The White House recently convened a top-level summit of more than 30 nations to consider a growing cyber threat to national sovereignty and the basic functioning of government and industries — ransomware attacks.

The National Security Council hosting such a convocation on the heels of one of the worst periods of ransomware attacks underscores what many of us in law enforcement have been saying for years — that the need for sweeping action by the federal government has never been greater. 

As shocking as it may sound, government does not require critical U.S. businesses to report hacking attempts, something I and several other senior law enforcement officials have been pressing for years. Pending legislation with support from Homeland Security officials and lawmakers indicates that might soon change.

While such a mandate would allow us to get a handle on the breadth of the criminality, it’s just a start. Until there is a broad-based coordinated response and a greater sense of urgency from federal leadership and corporations, paying the ransom may be the only reasonable option, and I say this as a former FBI official tasked with combatting cybercrime.

Here’s why:

First, victims typically can’t get help from the government in a ransomware attack. That’s not because government leaders don’t want to help. Rather, it’s because government lacks the manpower and the resources to deal with the growing number of attacks.

Our understanding of the scope of the problem is incomplete because many companies don’t report when they’ve been hacked.

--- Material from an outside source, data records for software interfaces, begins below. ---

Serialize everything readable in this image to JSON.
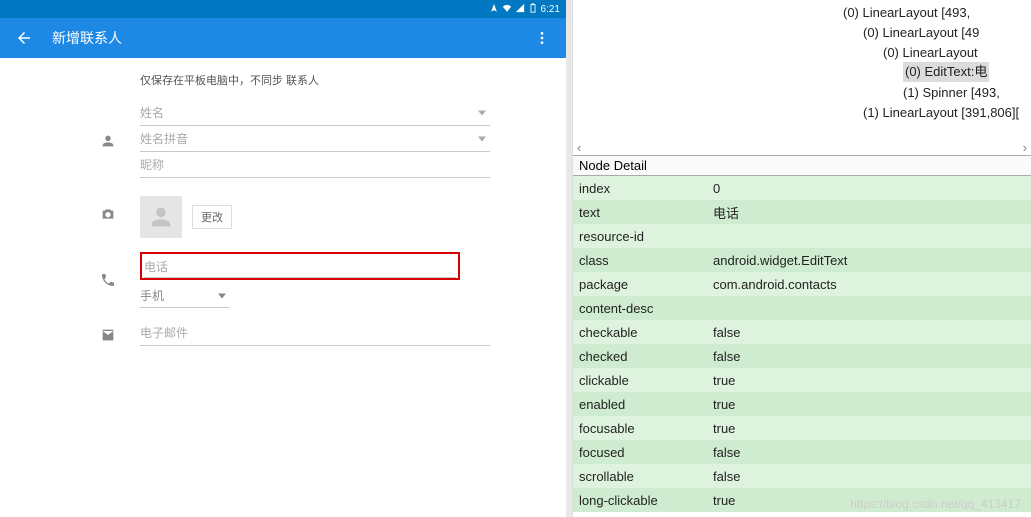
{
  "statusbar": {
    "time": "6:21"
  },
  "appbar": {
    "title": "新增联系人"
  },
  "form": {
    "note": "仅保存在平板电脑中，不同步 联系人",
    "name_ph": "姓名",
    "pinyin_ph": "姓名拼音",
    "nickname_ph": "昵称",
    "change_btn": "更改",
    "phone_ph": "电话",
    "phone_type": "手机",
    "email_ph": "电子邮件"
  },
  "tree": {
    "items": [
      {
        "indent": 250,
        "text": "(0) LinearLayout [493,"
      },
      {
        "indent": 270,
        "text": "(0) LinearLayout [49"
      },
      {
        "indent": 290,
        "text": "(0) LinearLayout "
      },
      {
        "indent": 310,
        "text": "(0) EditText:电",
        "selected": true
      },
      {
        "indent": 310,
        "text": "(1) Spinner [493,"
      },
      {
        "indent": 270,
        "text": "(1) LinearLayout [391,806]["
      }
    ]
  },
  "nodeDetail": {
    "header": "Node Detail",
    "props": [
      {
        "k": "index",
        "v": "0"
      },
      {
        "k": "text",
        "v": "电话"
      },
      {
        "k": "resource-id",
        "v": ""
      },
      {
        "k": "class",
        "v": "android.widget.EditText"
      },
      {
        "k": "package",
        "v": "com.android.contacts"
      },
      {
        "k": "content-desc",
        "v": ""
      },
      {
        "k": "checkable",
        "v": "false"
      },
      {
        "k": "checked",
        "v": "false"
      },
      {
        "k": "clickable",
        "v": "true"
      },
      {
        "k": "enabled",
        "v": "true"
      },
      {
        "k": "focusable",
        "v": "true"
      },
      {
        "k": "focused",
        "v": "false"
      },
      {
        "k": "scrollable",
        "v": "false"
      },
      {
        "k": "long-clickable",
        "v": "true"
      }
    ]
  },
  "watermark": "https://blog.csdn.net/qq_413417"
}
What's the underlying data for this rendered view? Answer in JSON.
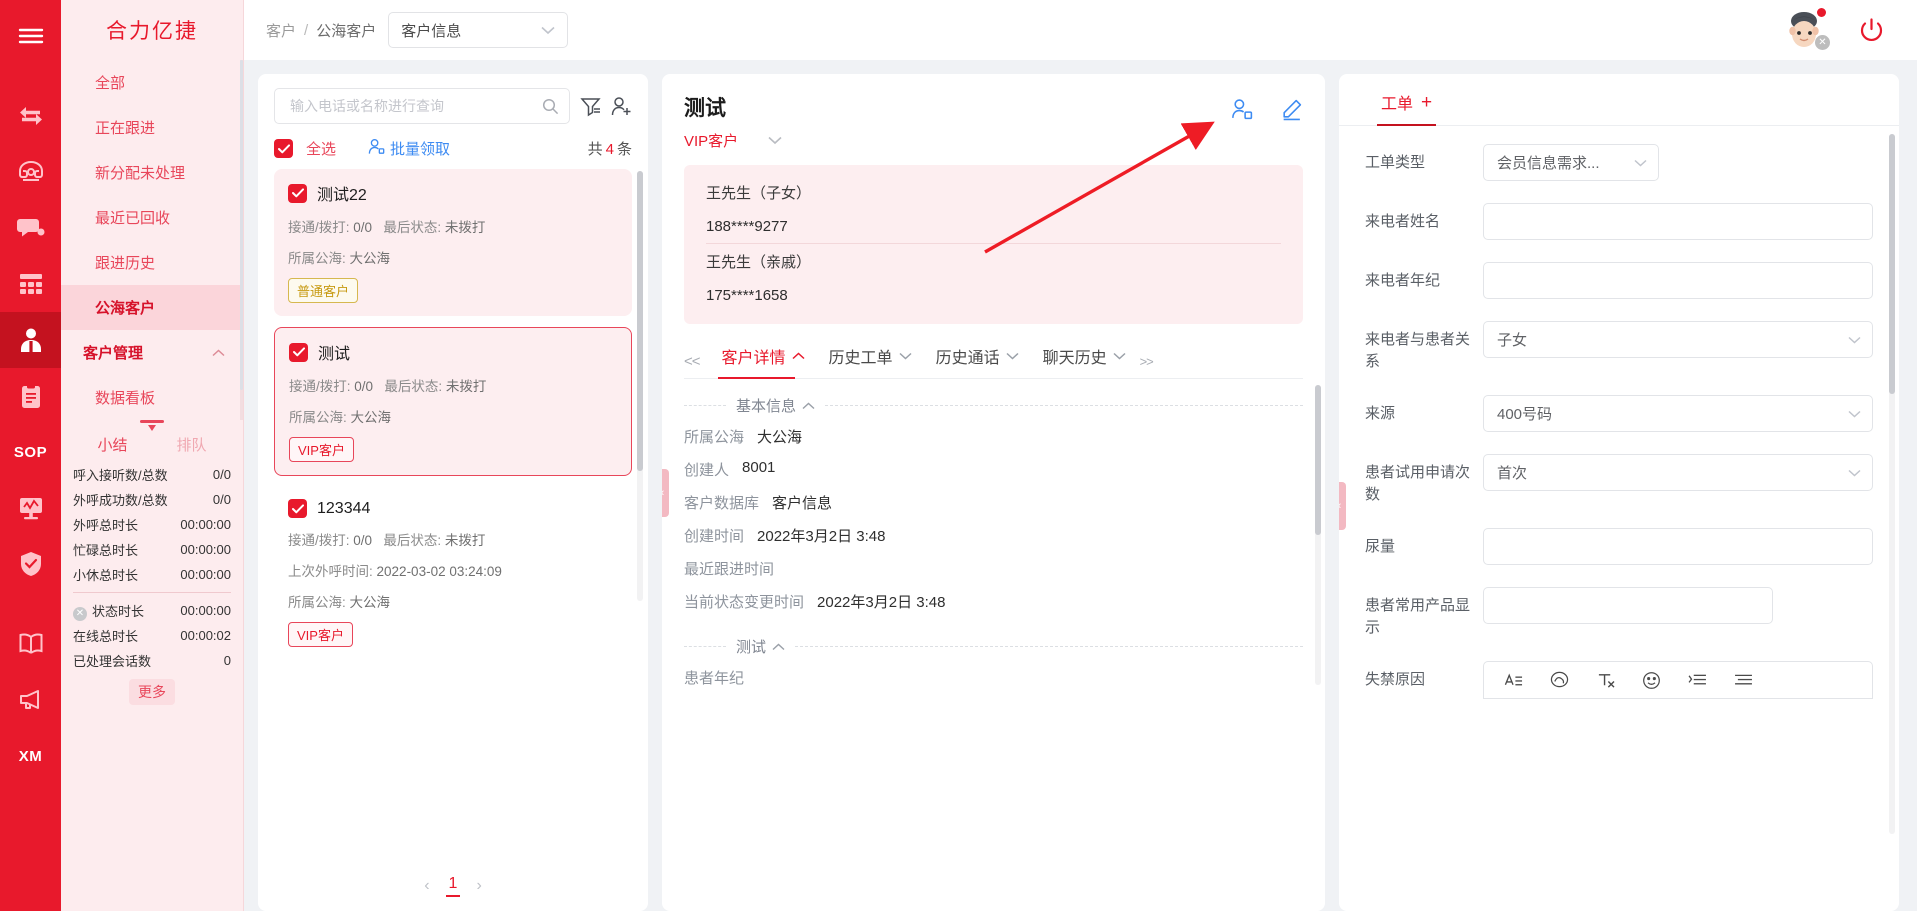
{
  "brand": {
    "title": "合力亿捷"
  },
  "rail": {
    "items": [
      {
        "name": "menu-toggle-icon",
        "label": "菜单"
      },
      {
        "name": "transfer-icon",
        "label": "转接"
      },
      {
        "name": "phone-icon",
        "label": "电话"
      },
      {
        "name": "chat-icon",
        "label": "会话"
      },
      {
        "name": "grid-icon",
        "label": "工作台"
      },
      {
        "name": "contacts-icon",
        "label": "客户"
      },
      {
        "name": "clipboard-icon",
        "label": "工单"
      },
      {
        "name": "sop-icon",
        "label": "SOP"
      },
      {
        "name": "monitor-icon",
        "label": "监控"
      },
      {
        "name": "shield-icon",
        "label": "质检"
      },
      {
        "name": "book-icon",
        "label": "知识库"
      },
      {
        "name": "megaphone-icon",
        "label": "公告"
      },
      {
        "name": "xm-icon",
        "label": "XM"
      }
    ]
  },
  "sidebar": {
    "items": [
      {
        "label": "全部",
        "selected": false
      },
      {
        "label": "正在跟进",
        "selected": false
      },
      {
        "label": "新分配未处理",
        "selected": false
      },
      {
        "label": "最近已回收",
        "selected": false
      },
      {
        "label": "跟进历史",
        "selected": false
      },
      {
        "label": "公海客户",
        "selected": true
      },
      {
        "label": "客户管理",
        "selected": false,
        "group": true
      },
      {
        "label": "数据看板",
        "selected": false
      }
    ]
  },
  "stats": {
    "tabs": [
      {
        "label": "小结",
        "active": true
      },
      {
        "label": "排队",
        "active": false
      }
    ],
    "rows": [
      {
        "label": "呼入接听数/总数",
        "value": "0/0"
      },
      {
        "label": "外呼成功数/总数",
        "value": "0/0"
      },
      {
        "label": "外呼总时长",
        "value": "00:00:00"
      },
      {
        "label": "忙碌总时长",
        "value": "00:00:00"
      },
      {
        "label": "小休总时长",
        "value": "00:00:00"
      }
    ],
    "rows2": [
      {
        "label": "状态时长",
        "value": "00:00:00",
        "icon": "status-x-icon"
      },
      {
        "label": "在线总时长",
        "value": "00:00:02",
        "icon": ""
      },
      {
        "label": "已处理会话数",
        "value": "0",
        "icon": ""
      }
    ],
    "more_label": "更多"
  },
  "topbar": {
    "breadcrumb": {
      "root": "客户",
      "sep": "/",
      "current": "公海客户"
    },
    "database_select": {
      "value": "客户信息"
    }
  },
  "list": {
    "search": {
      "placeholder": "输入电话或名称进行查询",
      "value": ""
    },
    "select_all_label": "全选",
    "batch_label": "批量领取",
    "total_prefix": "共",
    "total_count": "4",
    "total_suffix": "条",
    "items": [
      {
        "name": "测试22",
        "checked": true,
        "connect_label": "接通/拨打:",
        "connect_value": "0/0",
        "status_label": "最后状态:",
        "status_value": "未拨打",
        "last_call_label": "",
        "last_call_value": "",
        "pool_label": "所属公海:",
        "pool_value": "大公海",
        "tag": "普通客户",
        "tag_type": "normal",
        "active": false
      },
      {
        "name": "测试",
        "checked": true,
        "connect_label": "接通/拨打:",
        "connect_value": "0/0",
        "status_label": "最后状态:",
        "status_value": "未拨打",
        "last_call_label": "",
        "last_call_value": "",
        "pool_label": "所属公海:",
        "pool_value": "大公海",
        "tag": "VIP客户",
        "tag_type": "vip",
        "active": true
      },
      {
        "name": "123344",
        "checked": true,
        "connect_label": "接通/拨打:",
        "connect_value": "0/0",
        "status_label": "最后状态:",
        "status_value": "未拨打",
        "last_call_label": "上次外呼时间:",
        "last_call_value": "2022-03-02 03:24:09",
        "pool_label": "所属公海:",
        "pool_value": "大公海",
        "tag": "VIP客户",
        "tag_type": "vip",
        "active": false
      }
    ],
    "pagination": {
      "prev": "‹",
      "page": "1",
      "next": "›"
    }
  },
  "detail": {
    "name": "测试",
    "vip_label": "VIP客户",
    "contacts": [
      {
        "name": "王先生（子女）",
        "phone": "188****9277"
      },
      {
        "name": "王先生（亲戚）",
        "phone": "175****1658"
      }
    ],
    "tabs_prefix": "<<",
    "tabs_suffix": ">>",
    "tabs": [
      {
        "label": "客户详情",
        "active": true,
        "chev": "˄"
      },
      {
        "label": "历史工单",
        "active": false,
        "chev": "˅"
      },
      {
        "label": "历史通话",
        "active": false,
        "chev": "˅"
      },
      {
        "label": "聊天历史",
        "active": false,
        "chev": "˅"
      }
    ],
    "section_basic": "基本信息",
    "fields": [
      {
        "key": "所属公海",
        "value": "大公海"
      },
      {
        "key": "创建人",
        "value": "8001"
      },
      {
        "key": "客户数据库",
        "value": "客户信息"
      },
      {
        "key": "创建时间",
        "value": "2022年3月2日 3:48"
      },
      {
        "key": "最近跟进时间",
        "value": ""
      },
      {
        "key": "当前状态变更时间",
        "value": "2022年3月2日 3:48"
      }
    ],
    "section_test": "测试",
    "section_test_field": "患者年纪"
  },
  "form": {
    "tab_label": "工单",
    "tab_plus": "+",
    "fields": [
      {
        "label": "工单类型",
        "type": "select",
        "value": "会员信息需求...",
        "width": "md"
      },
      {
        "label": "来电者姓名",
        "type": "input",
        "value": ""
      },
      {
        "label": "来电者年纪",
        "type": "input",
        "value": ""
      },
      {
        "label": "来电者与患者关系",
        "type": "select",
        "value": "子女",
        "width": "full"
      },
      {
        "label": "来源",
        "type": "select",
        "value": "400号码",
        "width": "full"
      },
      {
        "label": "患者试用申请次数",
        "type": "select",
        "value": "首次",
        "width": "full"
      },
      {
        "label": "尿量",
        "type": "input",
        "value": ""
      },
      {
        "label": "患者常用产品显示",
        "type": "input",
        "value": ""
      },
      {
        "label": "失禁原因",
        "type": "richtext",
        "value": ""
      }
    ],
    "toolbar_icons": [
      "font-size-icon",
      "highlight-icon",
      "clear-format-icon",
      "emoji-icon",
      "indent-icon",
      "align-icon"
    ]
  }
}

But what we do know is troubling, with the Department of Justice reporting that U.S. companies and organizations paid some $350 million in ransom in 2020, an increase of more than 300 percent from the previous year. In just one year, from 2018 to 2019, the FBI reported a 37 percent annual increase in reported ransomware cases. 

Immediately after leaving government, I led an information security and incident response practice in the private sector where our team responded to nearly 2,000 breaches over a 2.5-year period. The targets of these attacks ran the gamut — from local governments to large companies. We found that while federal and state law enforcement have outstanding people investigating cyber intrusions, they are under-resourced and outnumbered.

Second, many ransomware attacks, especially when the target provides services central to people’s lives, must be managed immediately, a dynamic exacerbated by the lack of federal and state law enforcement workforce. In just one example during my tenure in the private sector, a large East Coast city was the victim of a ransomware attack. Within hours of discovering the incident, citizens were facing a possible disruption to police operations with emergency communications unavailable, no access to local court dockets and potential loss of key utility services. The city paid the ransom. 

Third, cyber attackers are stepping up crimes against the more vulnerable small- and medium-sized businesses that lack adequate defenses. The attackers know that these companies must weigh the ransom demand against the cost of permanent damage to reputation. Paying a ransom often is the more reasonable solution when the alternative can be an existential threat that evaporates shareholder confidence or shutters the company.

The lessons of the last several years point to a few basics. Organizations must have a team and processes in place to deter attacks and then quickly detect and respond when one occurs. A basic response package should include data forensics and incident response capabilities to identify how a perpetrator infiltrated a system and correct it fast, outside legal counsel to guide an investigation and provide legal notifications, and crisis communications to convey information to key audiences.

Cybercrime has upended the traditional default to law enforcement when a crime occurs. Until a better arsenal exists to defeat threats, until the federal government acts with force and alacrity to counteract growing criminality, companies must be prepared to go it alone — and in dire situations, even consider paying the ransom.

Robert Anderson, Jr. is CEO of Cyber Defense Labs, previously served more than 20 years in the FBI and was a leader of its Criminal, Cyber, Response and Services branch.

Tags cyber crime cybersecurity Ransom attacks Ransomware Robert Anderson Technology
See all Hill.TV See all Video

Most Popular

Load more


See all Video